▶ EXERCISE DIRECTIONS: Apart from the images, every record here needs to be copied exactly.

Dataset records
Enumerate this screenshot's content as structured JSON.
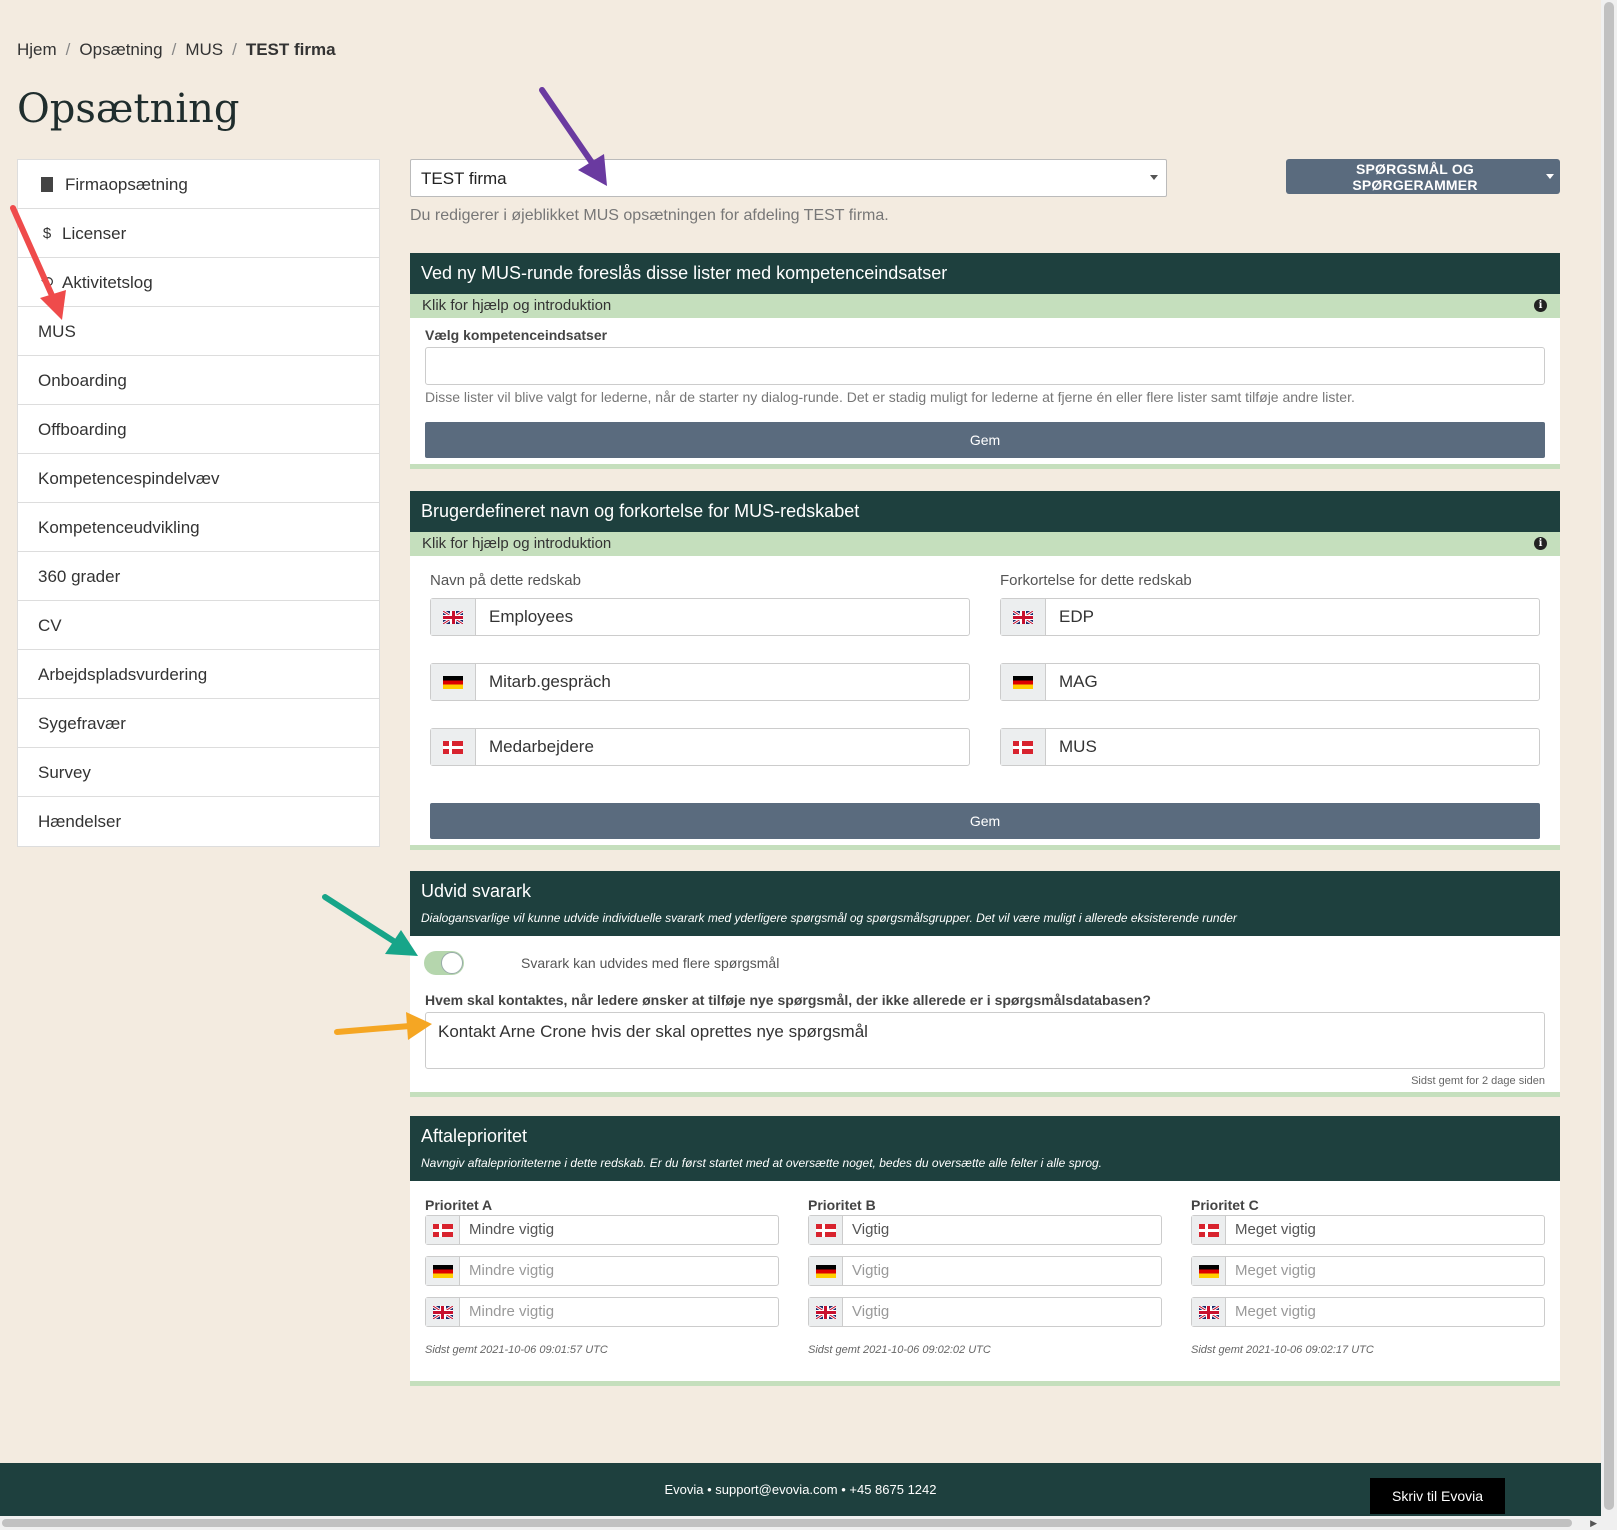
{
  "breadcrumb": {
    "home": "Hjem",
    "setup": "Opsætning",
    "module": "MUS",
    "current": "TEST firma"
  },
  "page_title": "Opsætning",
  "sidebar": {
    "items": [
      {
        "label": "Firmaopsætning",
        "icon": "building-icon"
      },
      {
        "label": "Licenser",
        "icon": "dollar-icon",
        "glyph": "$"
      },
      {
        "label": "Aktivitetslog",
        "icon": "history-icon",
        "glyph": "⟲"
      },
      {
        "label": "MUS"
      },
      {
        "label": "Onboarding"
      },
      {
        "label": "Offboarding"
      },
      {
        "label": "Kompetencespindelvæv"
      },
      {
        "label": "Kompetenceudvikling"
      },
      {
        "label": "360 grader"
      },
      {
        "label": "CV"
      },
      {
        "label": "Arbejdspladsvurdering"
      },
      {
        "label": "Sygefravær"
      },
      {
        "label": "Survey"
      },
      {
        "label": "Hændelser"
      }
    ]
  },
  "company_select": {
    "value": "TEST firma"
  },
  "questions_button": "SPØRGSMÅL OG SPØRGERAMMER",
  "editing_info": "Du redigerer i øjeblikket MUS opsætningen for afdeling TEST firma.",
  "panel1": {
    "title": "Ved ny MUS-runde foreslås disse lister med kompetenceindsatser",
    "help": "Klik for hjælp og introduktion",
    "field_label": "Vælg kompetenceindsatser",
    "field_value": "",
    "hint": "Disse lister vil blive valgt for lederne, når de starter ny dialog-runde. Det er stadig muligt for lederne at fjerne én eller flere lister samt tilføje andre lister.",
    "save": "Gem"
  },
  "panel2": {
    "title": "Brugerdefineret navn og forkortelse for MUS-redskabet",
    "help": "Klik for hjælp og introduktion",
    "name_label": "Navn på dette redskab",
    "abbr_label": "Forkortelse for dette redskab",
    "names": {
      "en": "Employees",
      "de": "Mitarb.gespräch",
      "da": "Medarbejdere"
    },
    "abbrs": {
      "en": "EDP",
      "de": "MAG",
      "da": "MUS"
    },
    "save": "Gem"
  },
  "panel3": {
    "title": "Udvid svarark",
    "subtitle": "Dialogansvarlige vil kunne udvide individuelle svarark med yderligere spørgsmål og spørgsmålsgrupper. Det vil være muligt i allerede eksisterende runder",
    "toggle_on": true,
    "toggle_label": "Svarark kan udvides med flere spørgsmål",
    "contact_label": "Hvem skal kontaktes, når ledere ønsker at tilføje nye spørgsmål, der ikke allerede er i spørgsmålsdatabasen?",
    "contact_value": "Kontakt Arne Crone hvis der skal oprettes nye spørgsmål",
    "saved": "Sidst gemt for 2 dage siden"
  },
  "panel4": {
    "title": "Aftaleprioritet",
    "subtitle": "Navngiv aftaleprioriteterne i dette redskab. Er du først startet med at oversætte noget, bedes du oversætte alle felter i alle sprog.",
    "columns": [
      {
        "label": "Prioritet A",
        "da": "Mindre vigtig",
        "de": "Mindre vigtig",
        "en": "Mindre vigtig",
        "saved": "Sidst gemt 2021-10-06 09:01:57 UTC"
      },
      {
        "label": "Prioritet B",
        "da": "Vigtig",
        "de": "Vigtig",
        "en": "Vigtig",
        "saved": "Sidst gemt 2021-10-06 09:02:02 UTC"
      },
      {
        "label": "Prioritet C",
        "da": "Meget vigtig",
        "de": "Meget vigtig",
        "en": "Meget vigtig",
        "saved": "Sidst gemt 2021-10-06 09:02:17 UTC"
      }
    ]
  },
  "footer": {
    "text": "Evovia • support@evovia.com • +45 8675 1242",
    "contact_button": "Skriv til Evovia"
  },
  "colors": {
    "background": "#f3ebe0",
    "panel_header": "#1e403e",
    "help_bar": "#c5dfbd",
    "button": "#5a6b7e"
  },
  "annotation_arrows": [
    "purple-arrow",
    "red-arrow",
    "green-arrow",
    "orange-arrow"
  ]
}
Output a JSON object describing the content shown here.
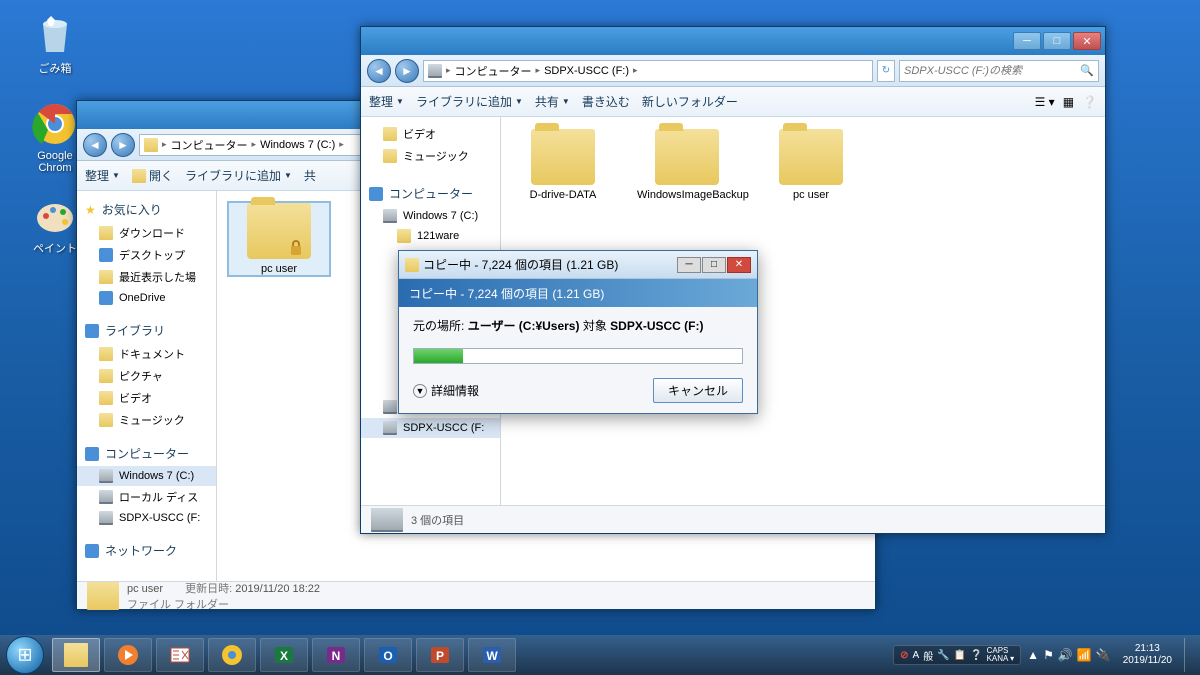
{
  "desktop": {
    "icons": [
      {
        "name": "recycle-bin",
        "label": "ごみ箱"
      },
      {
        "name": "google-chrome",
        "label": "Google Chrom"
      },
      {
        "name": "paint",
        "label": "ペイント"
      }
    ]
  },
  "window_back": {
    "breadcrumb": [
      "コンピューター",
      "Windows 7 (C:)"
    ],
    "toolbar": {
      "organize": "整理",
      "open": "開く",
      "library": "ライブラリに追加",
      "share": "共"
    },
    "sidebar": {
      "favorites": "お気に入り",
      "fav_items": [
        "ダウンロード",
        "デスクトップ",
        "最近表示した場",
        "OneDrive"
      ],
      "libraries": "ライブラリ",
      "lib_items": [
        "ドキュメント",
        "ピクチャ",
        "ビデオ",
        "ミュージック"
      ],
      "computer": "コンピューター",
      "comp_items": [
        "Windows 7 (C:)",
        "ローカル ディス",
        "SDPX-USCC (F:"
      ],
      "network": "ネットワーク"
    },
    "content": {
      "folder_label": "pc user"
    },
    "details": {
      "name": "pc user",
      "type": "ファイル フォルダー",
      "modified_label": "更新日時:",
      "modified_value": "2019/11/20 18:22"
    }
  },
  "window_front": {
    "breadcrumb": [
      "コンピューター",
      "SDPX-USCC (F:)"
    ],
    "search_placeholder": "SDPX-USCC (F:)の検索",
    "toolbar": {
      "organize": "整理",
      "library": "ライブラリに追加",
      "share": "共有",
      "burn": "書き込む",
      "new_folder": "新しいフォルダー"
    },
    "sidebar": {
      "lib_items": [
        "ビデオ",
        "ミュージック"
      ],
      "computer": "コンピューター",
      "comp_items": [
        "Windows 7 (C:)",
        "121ware",
        "ローカル ディス",
        "SDPX-USCC (F:"
      ]
    },
    "content": {
      "folders": [
        "D-drive-DATA",
        "WindowsImageBackup",
        "pc user"
      ]
    },
    "status": "3 個の項目"
  },
  "copy_dialog": {
    "title": "コピー中 - 7,224 個の項目 (1.21 GB)",
    "heading": "コピー中 - 7,224 個の項目 (1.21 GB)",
    "source_label": "元の場所:",
    "source_value": "ユーザー (C:¥Users)",
    "dest_label": "対象",
    "dest_value": "SDPX-USCC (F:)",
    "progress_pct": 15,
    "details_toggle": "詳細情報",
    "cancel": "キャンセル"
  },
  "taskbar": {
    "ime": {
      "a": "A",
      "han": "般",
      "caps": "CAPS",
      "kana": "KANA"
    },
    "time": "21:13",
    "date": "2019/11/20"
  }
}
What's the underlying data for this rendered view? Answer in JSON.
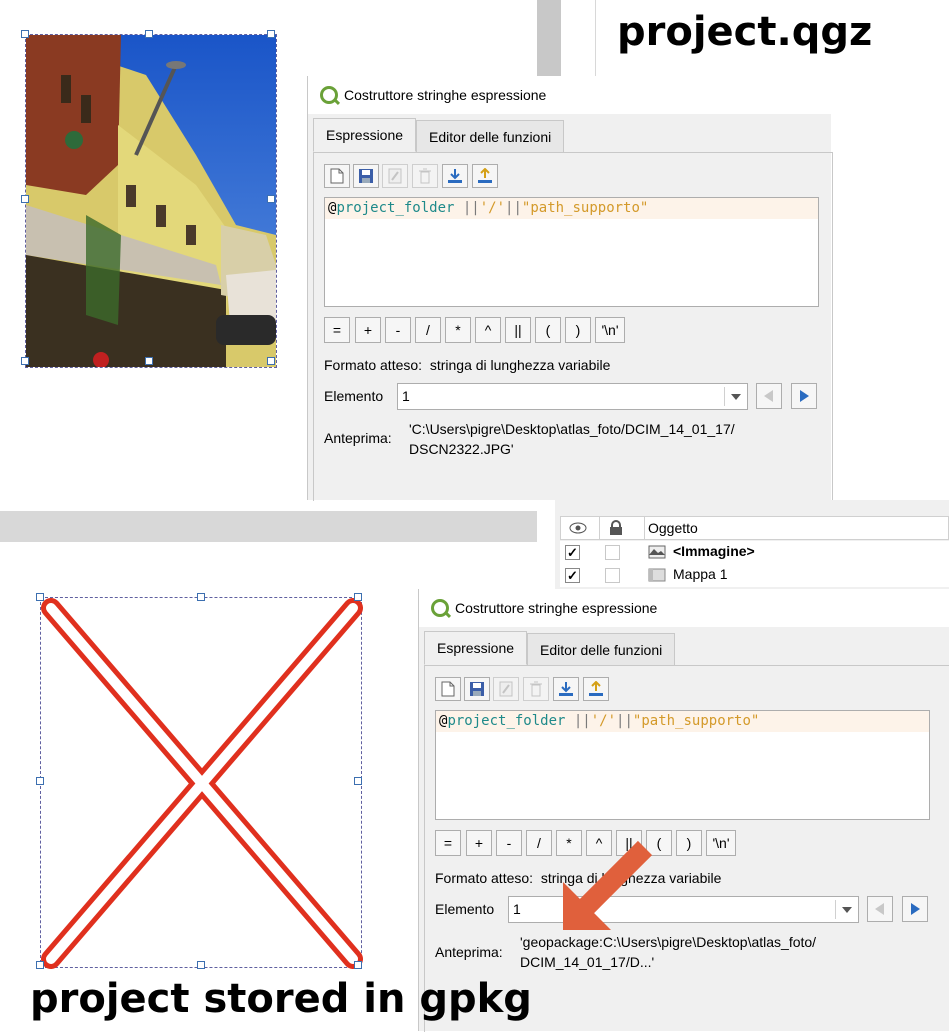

▶ RESPONSE:
Enumerate this screenshot's content as structured JSON.
{
  "breadcrumb": {
    "home": "Hjem",
    "setup": "Opsætning",
    "module": "MUS",
    "current": "TEST firma"
  },
  "page_title": "Opsætning",
  "sidebar": {
    "items": [
      {
        "label": "Firmaopsætning",
        "icon": "building-icon"
      },
      {
        "label": "Licenser",
        "icon": "dollar-icon",
        "glyph": "$"
      },
      {
        "label": "Aktivitetslog",
        "icon": "history-icon",
        "glyph": "⟲"
      },
      {
        "label": "MUS"
      },
      {
        "label": "Onboarding"
      },
      {
        "label": "Offboarding"
      },
      {
        "label": "Kompetencespindelvæv"
      },
      {
        "label": "Kompetenceudvikling"
      },
      {
        "label": "360 grader"
      },
      {
        "label": "CV"
      },
      {
        "label": "Arbejdspladsvurdering"
      },
      {
        "label": "Sygefravær"
      },
      {
        "label": "Survey"
      },
      {
        "label": "Hændelser"
      }
    ]
  },
  "company_select": {
    "value": "TEST firma"
  },
  "questions_button": "SPØRGSMÅL OG SPØRGERAMMER",
  "editing_info": "Du redigerer i øjeblikket MUS opsætningen for afdeling TEST firma.",
  "panel1": {
    "title": "Ved ny MUS-runde foreslås disse lister med kompetenceindsatser",
    "help": "Klik for hjælp og introduktion",
    "field_label": "Vælg kompetenceindsatser",
    "field_value": "",
    "hint": "Disse lister vil blive valgt for lederne, når de starter ny dialog-runde. Det er stadig muligt for lederne at fjerne én eller flere lister samt tilføje andre lister.",
    "save": "Gem"
  },
  "panel2": {
    "title": "Brugerdefineret navn og forkortelse for MUS-redskabet",
    "help": "Klik for hjælp og introduktion",
    "name_label": "Navn på dette redskab",
    "abbr_label": "Forkortelse for dette redskab",
    "names": {
      "en": "Employees",
      "de": "Mitarb.gespräch",
      "da": "Medarbejdere"
    },
    "abbrs": {
      "en": "EDP",
      "de": "MAG",
      "da": "MUS"
    },
    "save": "Gem"
  },
  "panel3": {
    "title": "Udvid svarark",
    "subtitle": "Dialogansvarlige vil kunne udvide individuelle svarark med yderligere spørgsmål og spørgsmålsgrupper. Det vil være muligt i allerede eksisterende runder",
    "toggle_on": true,
    "toggle_label": "Svarark kan udvides med flere spørgsmål",
    "contact_label": "Hvem skal kontaktes, når ledere ønsker at tilføje nye spørgsmål, der ikke allerede er i spørgsmålsdatabasen?",
    "contact_value": "Kontakt Arne Crone hvis der skal oprettes nye spørgsmål",
    "saved": "Sidst gemt for 2 dage siden"
  },
  "panel4": {
    "title": "Aftaleprioritet",
    "subtitle": "Navngiv aftaleprioriteterne i dette redskab. Er du først startet med at oversætte noget, bedes du oversætte alle felter i alle sprog.",
    "columns": [
      {
        "label": "Prioritet A",
        "da": "Mindre vigtig",
        "de": "Mindre vigtig",
        "en": "Mindre vigtig",
        "saved": "Sidst gemt 2021-10-06 09:01:57 UTC"
      },
      {
        "label": "Prioritet B",
        "da": "Vigtig",
        "de": "Vigtig",
        "en": "Vigtig",
        "saved": "Sidst gemt 2021-10-06 09:02:02 UTC"
      },
      {
        "label": "Prioritet C",
        "da": "Meget vigtig",
        "de": "Meget vigtig",
        "en": "Meget vigtig",
        "saved": "Sidst gemt 2021-10-06 09:02:17 UTC"
      }
    ]
  },
  "footer": {
    "text": "Evovia • support@evovia.com • +45 8675 1242",
    "contact_button": "Skriv til Evovia"
  },
  "colors": {
    "background": "#f3ebe0",
    "panel_header": "#1e403e",
    "help_bar": "#c5dfbd",
    "button": "#5a6b7e"
  },
  "annotation_arrows": [
    "purple-arrow",
    "red-arrow",
    "green-arrow",
    "orange-arrow"
  ]
}
Output a JSON object describing the content shown here.
{
  "desktop": {
    "icons": [
      {
        "name": "recycle-bin",
        "label": "ごみ箱"
      },
      {
        "name": "google-chrome",
        "label": "Google Chrom"
      },
      {
        "name": "paint",
        "label": "ペイント"
      }
    ]
  },
  "window_back": {
    "breadcrumb": [
      "コンピューター",
      "Windows 7 (C:)"
    ],
    "toolbar": {
      "organize": "整理",
      "open": "開く",
      "library": "ライブラリに追加",
      "share": "共"
    },
    "sidebar": {
      "favorites": "お気に入り",
      "fav_items": [
        "ダウンロード",
        "デスクトップ",
        "最近表示した場",
        "OneDrive"
      ],
      "libraries": "ライブラリ",
      "lib_items": [
        "ドキュメント",
        "ピクチャ",
        "ビデオ",
        "ミュージック"
      ],
      "computer": "コンピューター",
      "comp_items": [
        "Windows 7 (C:)",
        "ローカル ディス",
        "SDPX-USCC (F:"
      ],
      "network": "ネットワーク"
    },
    "content": {
      "folder_label": "pc user"
    },
    "details": {
      "name": "pc user",
      "type": "ファイル フォルダー",
      "modified_label": "更新日時:",
      "modified_value": "2019/11/20 18:22"
    }
  },
  "window_front": {
    "breadcrumb": [
      "コンピューター",
      "SDPX-USCC (F:)"
    ],
    "search_placeholder": "SDPX-USCC (F:)の検索",
    "toolbar": {
      "organize": "整理",
      "library": "ライブラリに追加",
      "share": "共有",
      "burn": "書き込む",
      "new_folder": "新しいフォルダー"
    },
    "sidebar": {
      "lib_items": [
        "ビデオ",
        "ミュージック"
      ],
      "computer": "コンピューター",
      "comp_items": [
        "Windows 7 (C:)",
        "121ware",
        "ローカル ディス",
        "SDPX-USCC (F:"
      ]
    },
    "content": {
      "folders": [
        "D-drive-DATA",
        "WindowsImageBackup",
        "pc user"
      ]
    },
    "status": "3 個の項目"
  },
  "copy_dialog": {
    "title": "コピー中 - 7,224 個の項目 (1.21 GB)",
    "heading": "コピー中 - 7,224 個の項目 (1.21 GB)",
    "source_label": "元の場所:",
    "source_value": "ユーザー (C:¥Users)",
    "dest_label": "対象",
    "dest_value": "SDPX-USCC (F:)",
    "progress_pct": 15,
    "details_toggle": "詳細情報",
    "cancel": "キャンセル"
  },
  "taskbar": {
    "ime": {
      "a": "A",
      "han": "般",
      "caps": "CAPS",
      "kana": "KANA"
    },
    "time": "21:13",
    "date": "2019/11/20"
  }
}
What's the underlying data for this rendered view? Answer in JSON.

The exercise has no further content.